This image of a Patagonian glacier was aqcuired by the Advanced Spaceborne Thermal Emission and Reflection Radiometer (ASTER) on May 2, 2000. Patagonia is a mountainous region spanning the border between Chile and Argentina near the southern tip of South America. The image covers an area of 36 x 30 km—the full-size image has a resolution of 15 meters per pixel. Vegetation appears red in the image, which is a false-color composite of near-infrared, red, and green light displayed as red, green, and blue, respectively.
This large glacier is riddled with crevasses—deep cracks in the ice. The semi-circular ridge at the far left of the image is composed of rock and soil carried there by the glacier which was even larger in the past. This type of feature is called a “terminal moraine”. The pools of water at the foot of the glacier are light-colored due to the fine silt suspended in them. A braided stream winds through more silt deposited by the glacier and cuts through the terminal moraine about one third of the way down from its top. Along the right side of the image are a series of parallel valleys that were likely cut by arms of the glacier which have since receded.

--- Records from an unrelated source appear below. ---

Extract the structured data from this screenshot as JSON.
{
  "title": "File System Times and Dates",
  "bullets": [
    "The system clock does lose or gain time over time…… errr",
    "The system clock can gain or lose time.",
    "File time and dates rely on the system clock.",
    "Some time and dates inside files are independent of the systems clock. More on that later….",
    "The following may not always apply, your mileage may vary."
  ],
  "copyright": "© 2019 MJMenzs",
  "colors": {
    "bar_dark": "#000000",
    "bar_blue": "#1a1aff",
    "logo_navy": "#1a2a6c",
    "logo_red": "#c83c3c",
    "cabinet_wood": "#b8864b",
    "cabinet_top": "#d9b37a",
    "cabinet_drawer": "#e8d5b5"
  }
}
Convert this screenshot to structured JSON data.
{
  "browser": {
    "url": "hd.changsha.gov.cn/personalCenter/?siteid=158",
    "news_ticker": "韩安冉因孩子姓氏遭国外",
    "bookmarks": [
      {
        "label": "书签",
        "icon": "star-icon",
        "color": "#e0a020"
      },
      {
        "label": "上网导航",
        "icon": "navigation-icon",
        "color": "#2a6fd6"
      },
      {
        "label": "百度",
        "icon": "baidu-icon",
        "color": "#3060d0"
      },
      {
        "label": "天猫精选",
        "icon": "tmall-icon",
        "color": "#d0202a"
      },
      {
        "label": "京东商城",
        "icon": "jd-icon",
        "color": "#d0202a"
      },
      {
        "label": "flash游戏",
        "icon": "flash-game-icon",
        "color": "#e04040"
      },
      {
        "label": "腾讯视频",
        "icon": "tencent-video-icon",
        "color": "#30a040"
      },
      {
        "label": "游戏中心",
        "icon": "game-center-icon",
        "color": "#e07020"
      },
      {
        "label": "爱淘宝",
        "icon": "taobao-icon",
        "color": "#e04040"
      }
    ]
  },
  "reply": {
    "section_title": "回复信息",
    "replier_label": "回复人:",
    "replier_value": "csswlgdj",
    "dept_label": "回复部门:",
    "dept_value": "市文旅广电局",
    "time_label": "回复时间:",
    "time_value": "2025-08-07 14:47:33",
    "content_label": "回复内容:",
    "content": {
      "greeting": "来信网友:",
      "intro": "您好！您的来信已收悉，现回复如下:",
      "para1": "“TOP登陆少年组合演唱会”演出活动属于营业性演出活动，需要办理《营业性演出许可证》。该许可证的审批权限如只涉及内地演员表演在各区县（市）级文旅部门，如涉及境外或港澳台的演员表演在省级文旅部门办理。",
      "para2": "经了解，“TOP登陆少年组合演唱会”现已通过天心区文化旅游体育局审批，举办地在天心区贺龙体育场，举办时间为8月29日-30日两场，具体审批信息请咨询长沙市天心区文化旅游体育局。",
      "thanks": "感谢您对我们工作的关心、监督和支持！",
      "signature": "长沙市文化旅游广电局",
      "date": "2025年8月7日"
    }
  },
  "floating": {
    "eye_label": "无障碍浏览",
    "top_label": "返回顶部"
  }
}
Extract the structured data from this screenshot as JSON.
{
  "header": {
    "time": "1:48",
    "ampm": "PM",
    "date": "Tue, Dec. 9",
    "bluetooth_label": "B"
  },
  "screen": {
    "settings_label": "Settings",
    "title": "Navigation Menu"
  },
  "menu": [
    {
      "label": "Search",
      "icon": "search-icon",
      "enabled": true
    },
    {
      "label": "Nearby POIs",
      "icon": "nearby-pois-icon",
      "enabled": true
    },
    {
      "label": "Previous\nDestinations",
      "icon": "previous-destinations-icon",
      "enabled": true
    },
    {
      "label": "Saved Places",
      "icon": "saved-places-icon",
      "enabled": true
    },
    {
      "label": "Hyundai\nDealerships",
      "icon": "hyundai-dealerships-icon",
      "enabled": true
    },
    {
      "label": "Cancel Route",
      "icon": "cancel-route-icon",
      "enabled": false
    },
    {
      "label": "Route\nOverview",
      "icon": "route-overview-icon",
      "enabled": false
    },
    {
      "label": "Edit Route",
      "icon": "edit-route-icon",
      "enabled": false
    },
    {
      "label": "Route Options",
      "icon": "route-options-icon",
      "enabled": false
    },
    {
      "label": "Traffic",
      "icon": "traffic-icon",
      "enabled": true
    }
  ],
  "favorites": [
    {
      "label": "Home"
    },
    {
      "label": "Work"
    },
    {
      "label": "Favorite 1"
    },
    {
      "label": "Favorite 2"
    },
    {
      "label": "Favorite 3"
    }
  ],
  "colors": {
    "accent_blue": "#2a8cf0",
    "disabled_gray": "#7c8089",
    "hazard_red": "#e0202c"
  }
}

Credit Image courtesy NASA/GSFC/MITI/ERSDAC/JAROS,and U.S./Japan ASTER Science Team